As a visitor to Malta last Christmas I was relaxing in glorious winter sunshine on Sliema harbour front when a group of elderly tourists came tottering towards me. Led by a cheerful if mechanically-spoken lady sporting a blue Saga badge, the dozen or so newcomers moved at the pace of the couple bringing up the rear – dead ringers for the Highway Code road sign. Saga specialises in holidays for the over fifties, with a majority upwards of seventy-five. One of the company’s routines is to run a local orientation walk on the first morning. In a small Majorcan resort, when the rep pointed out the chemists, supermarkets, churches of various denominations and public toilets, I remember thinking how sensible this was for new people in unfamiliar surroundings, particularly the most elderly and those with special needs.

In Sliema the group stopped alongside my bench while the leader waved her arms semaphore-style, like the cabin crew doing safety drill on an Airbus 300.

‘In the likely event of you getting caught short,’ she said loudly, ‘there are public toilets therethere – and there.’

Indeed, Malta is proudly endowed with public loos, and I’d formed an excellent mental map by the end of my first day. I thought it ironic that a country perhaps second only to Britain in Britishness continues to recognise the importance of such public investment, made by the British, while back in blighty governments now deem public toilets surplus to requirements. Perhaps we can learn from this former British colony. How nice it would be, say, to find that my local Council had printed ‘GO’ at the end of its welcoming HEREFORDSHIRE – YOU CAN logo – and meant it.

I mean, we all have to.herefordshire-road-sign

And when you’ve gotta go …

 

 

Copyright © Paul Costello    January 2015

Utterly Undiscovered by Paul Costello. A hilarious Bed and Breakfast memoir set in deepest Shropshire. Order through bookshops or direct from http://www.fineleaf.co.uk
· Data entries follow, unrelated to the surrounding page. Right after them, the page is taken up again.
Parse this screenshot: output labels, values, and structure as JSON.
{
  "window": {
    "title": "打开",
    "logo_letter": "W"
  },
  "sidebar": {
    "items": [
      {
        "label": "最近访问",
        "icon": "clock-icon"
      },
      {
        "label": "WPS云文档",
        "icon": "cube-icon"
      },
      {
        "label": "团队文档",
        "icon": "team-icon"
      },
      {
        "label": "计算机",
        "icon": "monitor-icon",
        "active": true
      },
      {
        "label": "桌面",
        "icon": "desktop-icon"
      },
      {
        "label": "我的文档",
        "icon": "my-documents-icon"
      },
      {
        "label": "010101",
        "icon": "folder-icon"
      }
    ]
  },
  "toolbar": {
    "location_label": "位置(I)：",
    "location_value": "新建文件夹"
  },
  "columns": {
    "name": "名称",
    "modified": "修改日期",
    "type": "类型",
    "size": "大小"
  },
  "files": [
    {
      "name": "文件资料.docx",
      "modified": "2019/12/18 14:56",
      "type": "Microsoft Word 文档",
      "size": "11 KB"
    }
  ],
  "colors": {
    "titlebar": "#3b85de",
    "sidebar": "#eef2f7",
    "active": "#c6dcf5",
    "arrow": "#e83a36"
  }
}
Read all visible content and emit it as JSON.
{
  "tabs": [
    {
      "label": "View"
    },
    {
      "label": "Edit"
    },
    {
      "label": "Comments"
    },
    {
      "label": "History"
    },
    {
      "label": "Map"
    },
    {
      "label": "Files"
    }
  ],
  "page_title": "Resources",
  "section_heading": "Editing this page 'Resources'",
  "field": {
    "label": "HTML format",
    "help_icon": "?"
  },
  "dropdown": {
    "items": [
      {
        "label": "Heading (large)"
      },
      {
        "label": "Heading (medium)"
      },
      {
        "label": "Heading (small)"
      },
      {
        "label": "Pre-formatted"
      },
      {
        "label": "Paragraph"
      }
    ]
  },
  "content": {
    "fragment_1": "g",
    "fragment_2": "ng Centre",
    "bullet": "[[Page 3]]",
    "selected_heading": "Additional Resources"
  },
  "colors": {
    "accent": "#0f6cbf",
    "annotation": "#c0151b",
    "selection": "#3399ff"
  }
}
Website: www.paulcostello.me                 Twitter: @PaulCostello8

 

When She’s 94

In A Last Banana I reflected on my feelings when Dad died. Too often it’s only after such loss that we feel able to express our emotions – when, perhaps, it seems safe and normal to do so. So this New Year I write a living tribute to my Mum, alone seven years aged ninety-four …

… whose brilliant smile welcomes me in when we’ve not met a while. Who in all sorts of weather sets pots of pink fuchsias and waves of white heather. Who daily ticks the Guardian Quick. Who knows all the scores – Wimbledon, Old Trafford and Lords – and still bowls a winning wood indoors. Who correctly predicts the winner of Strictly, and “did all those dances with Dad in the fifties”. Whose diary is filled with visits and trips. Whose faithful old heart is put to the test, just like her bus pass getting no rest. Who stumbles and falls, yet hauls herself up, with a thin-blooded bruise. Who sings all the hymns on Songs of Praise and polished pews. Whose spirit nourishes the branches beneath her. Whose Thursday perm rests on my chest when she squeezes goodbye with a hug so strong it lasts long beyond my departing.

 

Copyright © Paul Costello  January 2015

Utterly Undiscovered by Paul Costello. A hilarious Bed and Breakfast memoir set in deepest Shropshire. Order through bookshops or direct from http://www.fineleaf.co.uk

Website: www.paulcostello.me                 Twitter: @PaulCostello8